> _Assignment_
Would you copy out each line of the records below that includes the word "photo"?

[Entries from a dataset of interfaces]
=== Begin Enclosure ===

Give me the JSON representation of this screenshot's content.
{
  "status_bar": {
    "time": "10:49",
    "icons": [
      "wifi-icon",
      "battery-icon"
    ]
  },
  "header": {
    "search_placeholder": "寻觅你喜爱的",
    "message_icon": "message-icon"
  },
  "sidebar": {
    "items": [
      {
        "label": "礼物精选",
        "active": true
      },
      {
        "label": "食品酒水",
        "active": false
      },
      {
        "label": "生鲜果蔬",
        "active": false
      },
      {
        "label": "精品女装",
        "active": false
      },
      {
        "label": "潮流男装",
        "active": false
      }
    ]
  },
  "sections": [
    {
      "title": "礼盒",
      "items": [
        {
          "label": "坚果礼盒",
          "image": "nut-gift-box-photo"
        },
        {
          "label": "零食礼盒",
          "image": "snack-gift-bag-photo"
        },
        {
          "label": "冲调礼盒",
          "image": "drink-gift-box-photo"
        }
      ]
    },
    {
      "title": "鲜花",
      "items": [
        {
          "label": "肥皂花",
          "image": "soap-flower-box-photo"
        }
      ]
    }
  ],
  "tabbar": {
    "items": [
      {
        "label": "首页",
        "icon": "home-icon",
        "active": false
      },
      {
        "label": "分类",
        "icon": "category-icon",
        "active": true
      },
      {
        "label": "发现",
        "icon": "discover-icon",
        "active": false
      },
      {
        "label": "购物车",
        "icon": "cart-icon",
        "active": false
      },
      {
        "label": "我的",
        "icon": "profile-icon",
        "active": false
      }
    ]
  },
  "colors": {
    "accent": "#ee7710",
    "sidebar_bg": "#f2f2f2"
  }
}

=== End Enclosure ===

> _Answer section_
          "image": "nut-gift-box-photo"
          "image": "snack-gift-bag-photo"
          "image": "drink-gift-box-photo"
          "image": "soap-flower-box-photo"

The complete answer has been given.